Last Friday, the Colonial Pipeline Company got hit with a cyberattack shutting down the pipeline and almost half of the gas supply. The pipeline isn’t just a pipe, but a series of high-tech sensors, thermostats, valves and pumps controlled digitally making the pipeline subject to outside cyberattacks.
The Colonial pipeline is 5,500 miles long and supplies 2.5 million barrels per day of refined fuel to 10 states between Texas and New Jersey. It supplies 45% of the gasoline for these states.
People in the affected states sopped up gasoline like a biscuit in hot gravy, driving gas prices through the roof. Gas stations quickly ran out of gas. Humans are emotional creatures and tend to overreact like Chicken Little believing the sky is falling. Remember the toilet paper shortage during the early stages of Covid? Same thing happening here.
By now, we’ve all seen the memes. The gas cans. The gas bags.
And if you filled up your own gas tank this week, you’ve definitely felt some pain, with gas prices soaring above $3 per gallon for the first time in 7 years.
The good news is, I can also help you find some serious upside…
The Hidden Variable That Will Keep Driving Gas Through The Roof
First, let’s take a quick look at the pipeline itself.
Source: Fox News
The truth is, there is plenty of gasoline supply along the Colonial pipeline states to ride the tide as Colonial restores the integrity of their electronic infrastructure.

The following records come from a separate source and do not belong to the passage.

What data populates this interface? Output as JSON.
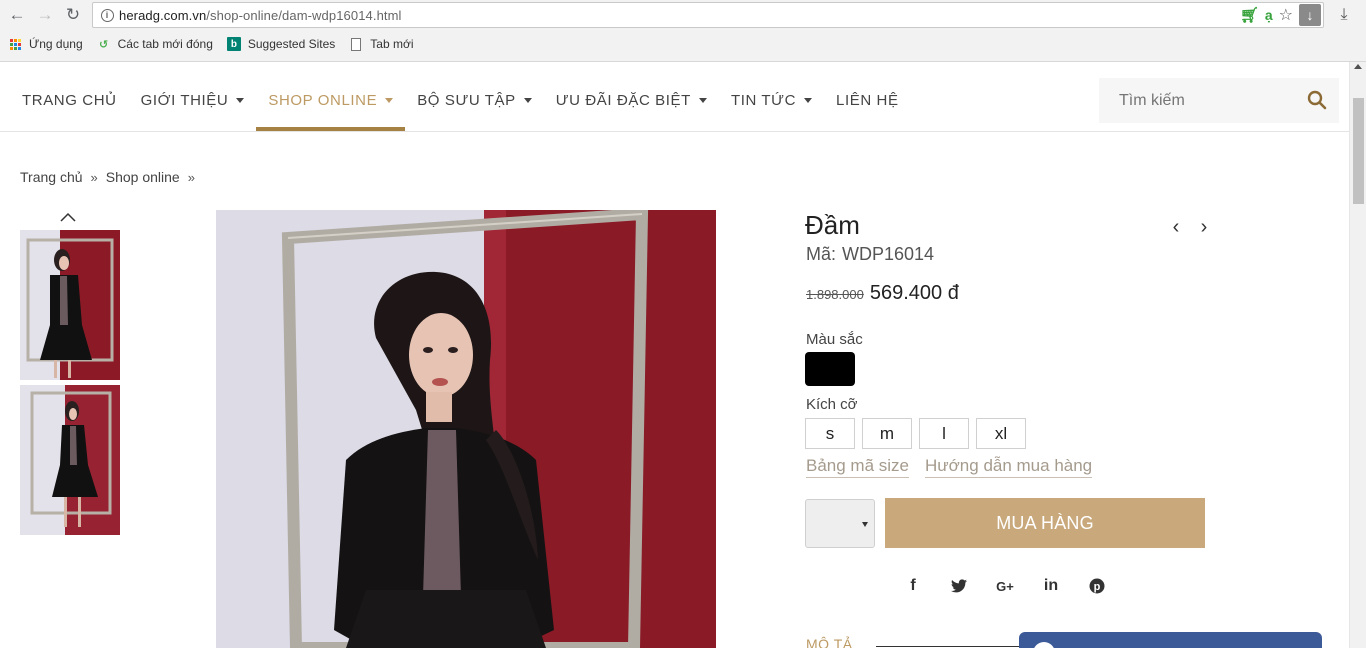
{
  "browser": {
    "url_host": "heradg.com.vn",
    "url_path": "/shop-online/dam-wdp16014.html",
    "bookmarks": [
      {
        "label": "Ứng dụng",
        "icon": "apps-grid-icon"
      },
      {
        "label": "Các tab mới đóng",
        "icon": "history-icon"
      },
      {
        "label": "Suggested Sites",
        "icon": "bing-icon"
      },
      {
        "label": "Tab mới",
        "icon": "page-icon"
      }
    ],
    "extension_a": "ạ"
  },
  "menu": {
    "items": [
      {
        "label": "TRANG CHỦ",
        "dropdown": false
      },
      {
        "label": "GIỚI THIỆU",
        "dropdown": true
      },
      {
        "label": "SHOP ONLINE",
        "dropdown": true,
        "active": true
      },
      {
        "label": "BỘ SƯU TẬP",
        "dropdown": true
      },
      {
        "label": "ƯU ĐÃI ĐẶC BIỆT",
        "dropdown": true
      },
      {
        "label": "TIN TỨC",
        "dropdown": true
      },
      {
        "label": "LIÊN HỆ",
        "dropdown": false
      }
    ],
    "search_placeholder": "Tìm kiếm"
  },
  "breadcrumb": {
    "items": [
      "Trang chủ",
      "Shop online"
    ],
    "separator": "»"
  },
  "product": {
    "title": "Đầm",
    "code_label": "Mã:",
    "code": "WDP16014",
    "old_price": "1.898.000",
    "price": "569.400 đ",
    "color_label": "Màu sắc",
    "colors": [
      "#000000"
    ],
    "size_label": "Kích cỡ",
    "sizes": [
      "s",
      "m",
      "l",
      "xl"
    ],
    "size_chart_link": "Bảng mã size",
    "guide_link": "Hướng dẫn mua hàng",
    "buy_label": "MUA HÀNG",
    "description_tab": "MÔ TẢ"
  },
  "social": [
    "f",
    "t",
    "G+",
    "in",
    "p"
  ],
  "colors": {
    "accent": "#bd9a63",
    "buy_button": "#c9a97c",
    "chat": "#3d5a98"
  }
}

Indeed, Colonial has already resumed services.
But although the pipeline is back online, we aren’t out of the woods yet.
There is currently a national shortage of truck drivers. Demand for consumer goods remains high stressing an already stressed-out trucking industry. They can’t deliver goods fast enough. Of course, these goods include gasoline. Less truckers to deliver gas means less supply. With an ever-present demand for gas, this means one thing… higher prices.
The simplest way to trade rising gasoline prices is to trade gasoline.
If you’re a futures trader, you could simply trade the RBOB gasoline futures contract.
If not, don’t worry. The United States Gasoline Fund ETF (NYSE: UGA) tracks U.S. gas prices and that’s another way to go.
Check out the UGA chart below:
As you can see, the UGA has been on the rise since Halloween 2020 and is now at 3 ½ year highs. Of course, you’ve seen prices at the pump and already know that.
If supply continues to be constrained, expect UGA to rise from here.
And please, as a friendly reminder, hoard this ETF, not gas.